The Patient Protection and Affordable Care Act has saved Barbara Vinson thousands of dollars on her son's mental health care over the past two years. The law allowed the Texas woman to add her son, Michael, now 24, to her insurance in 2010. Since then, her carrier has paid more than $18,000 for his inpatient treatment and psychiatric drugs for bipolar disorder. And although the law hasn't solved all their problems – many psychiatrists won't take insurance at all, she says – she's hopeful the legislation will help families like hers.More

Soldiers in Texas come forward for mental health care
Over the last five years Fort Hood in Texas has seen a dramatic increase in the number of behavioral health cases. Those cases range from anything from problems sleeping to severe cases of depression and Post Traumatic Stress Disorder.More

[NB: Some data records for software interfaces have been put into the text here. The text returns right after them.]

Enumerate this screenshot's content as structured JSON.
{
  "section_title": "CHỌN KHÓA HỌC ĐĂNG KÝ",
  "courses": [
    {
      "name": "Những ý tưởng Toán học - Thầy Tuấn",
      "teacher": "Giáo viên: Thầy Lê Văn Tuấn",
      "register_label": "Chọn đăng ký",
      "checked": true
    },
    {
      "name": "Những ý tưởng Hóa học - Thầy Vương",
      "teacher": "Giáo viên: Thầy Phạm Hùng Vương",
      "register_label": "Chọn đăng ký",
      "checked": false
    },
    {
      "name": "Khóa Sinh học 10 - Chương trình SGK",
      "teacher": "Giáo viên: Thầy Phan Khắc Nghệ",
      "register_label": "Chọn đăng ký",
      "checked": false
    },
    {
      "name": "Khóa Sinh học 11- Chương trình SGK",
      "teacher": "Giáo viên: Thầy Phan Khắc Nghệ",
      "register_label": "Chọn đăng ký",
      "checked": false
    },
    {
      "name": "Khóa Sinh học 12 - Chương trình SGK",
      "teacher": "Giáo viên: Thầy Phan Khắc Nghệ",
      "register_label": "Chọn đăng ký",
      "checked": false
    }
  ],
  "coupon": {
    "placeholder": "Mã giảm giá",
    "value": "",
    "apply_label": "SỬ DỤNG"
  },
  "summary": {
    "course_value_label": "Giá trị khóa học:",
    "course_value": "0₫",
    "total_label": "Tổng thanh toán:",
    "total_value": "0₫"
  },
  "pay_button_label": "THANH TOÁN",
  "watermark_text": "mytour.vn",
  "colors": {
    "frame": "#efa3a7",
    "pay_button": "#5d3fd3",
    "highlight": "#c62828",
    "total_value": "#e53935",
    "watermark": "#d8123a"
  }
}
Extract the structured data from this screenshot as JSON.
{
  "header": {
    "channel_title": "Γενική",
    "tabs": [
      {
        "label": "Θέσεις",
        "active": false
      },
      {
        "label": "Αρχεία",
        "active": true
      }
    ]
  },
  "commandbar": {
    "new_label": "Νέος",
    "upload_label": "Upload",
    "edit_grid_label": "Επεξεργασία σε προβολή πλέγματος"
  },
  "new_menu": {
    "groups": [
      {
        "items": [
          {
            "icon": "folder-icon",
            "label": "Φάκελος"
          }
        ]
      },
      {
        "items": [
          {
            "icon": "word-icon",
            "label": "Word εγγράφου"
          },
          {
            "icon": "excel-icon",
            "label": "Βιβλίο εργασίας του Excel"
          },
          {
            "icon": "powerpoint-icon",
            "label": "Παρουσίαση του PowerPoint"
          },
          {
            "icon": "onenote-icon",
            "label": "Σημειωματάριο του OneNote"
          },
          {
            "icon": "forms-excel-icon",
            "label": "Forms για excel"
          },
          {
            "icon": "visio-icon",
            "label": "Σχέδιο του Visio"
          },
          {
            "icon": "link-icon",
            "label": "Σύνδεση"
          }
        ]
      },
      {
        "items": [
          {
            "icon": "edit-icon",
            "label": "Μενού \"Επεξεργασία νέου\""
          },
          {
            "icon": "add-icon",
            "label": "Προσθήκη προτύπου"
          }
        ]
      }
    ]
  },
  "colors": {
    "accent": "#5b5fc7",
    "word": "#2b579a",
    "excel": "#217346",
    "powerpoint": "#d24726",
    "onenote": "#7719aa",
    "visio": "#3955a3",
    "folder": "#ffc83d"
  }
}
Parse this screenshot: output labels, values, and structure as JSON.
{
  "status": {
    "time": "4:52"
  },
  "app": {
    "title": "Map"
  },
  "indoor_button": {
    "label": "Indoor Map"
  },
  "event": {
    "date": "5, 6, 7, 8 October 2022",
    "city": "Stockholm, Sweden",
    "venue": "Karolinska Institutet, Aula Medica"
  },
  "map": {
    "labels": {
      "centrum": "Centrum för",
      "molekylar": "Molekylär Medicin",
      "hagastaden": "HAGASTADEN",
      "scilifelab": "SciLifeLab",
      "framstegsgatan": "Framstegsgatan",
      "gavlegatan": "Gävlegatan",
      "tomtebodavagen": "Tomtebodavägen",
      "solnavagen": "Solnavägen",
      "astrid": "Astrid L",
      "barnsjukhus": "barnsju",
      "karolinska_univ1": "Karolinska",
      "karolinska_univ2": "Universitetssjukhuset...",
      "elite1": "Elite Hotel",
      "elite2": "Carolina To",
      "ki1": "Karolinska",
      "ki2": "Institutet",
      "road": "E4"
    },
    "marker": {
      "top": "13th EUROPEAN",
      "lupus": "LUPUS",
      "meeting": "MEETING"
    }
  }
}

Healthy eating, exercise linked with workplace productivity
Huffington Post
Eating poorly and not exercising could be taking a toll on areas other than your waistline – it could also affect how productive you are at work, new research suggests. A new study that will be published in the journal Population Health Management shows that eating unhealthily is linked with a 66 percent increased risk of loss of productivity, while rare exercise is linked with a 50 percent increased risk of low productivity. And smoking is linked with a 28 percent increased risk of loss of productivity, researchers found.More

Blue-collar workers top charts for worst employee health
USA Today
Workers who keep the country running through transportation, construction and other services may also suffer the worst health, according to recent rankings of employees' well-being. The research group Gallup and wellness company Healthways gathered information about employees' health and living through its 2011 Well-Being Index to gain a comprehensive picture of workers' health across occupation groups. The survey, released last month, found that blue-collar workers topped the charts when it comes to many health concerns: About 37 percent of transportation workers and 30.7 percent of manufacturing and production employees are obese; smoking was prevalent among 33 percent in mining and construction and 29.3 percent in installation and repair work.More

Feds look to health IT to improve behavioral health
The federal government will hand out more than $4 million in grants nationwide in an effort to use health information technology to help substance abuse and mental health professionals in underserved areas, according to an announcement. The six U.S. Department of Health & Human Services' Substance Abuse and Mental Health Services Administration grants range from $718,000 to $840,000. According to SAMHSA, grant recipients will use the money to pay for technologies such as smartphones, behavioral health electronic applications and web-based services to improve communications, tracking and management efforts.More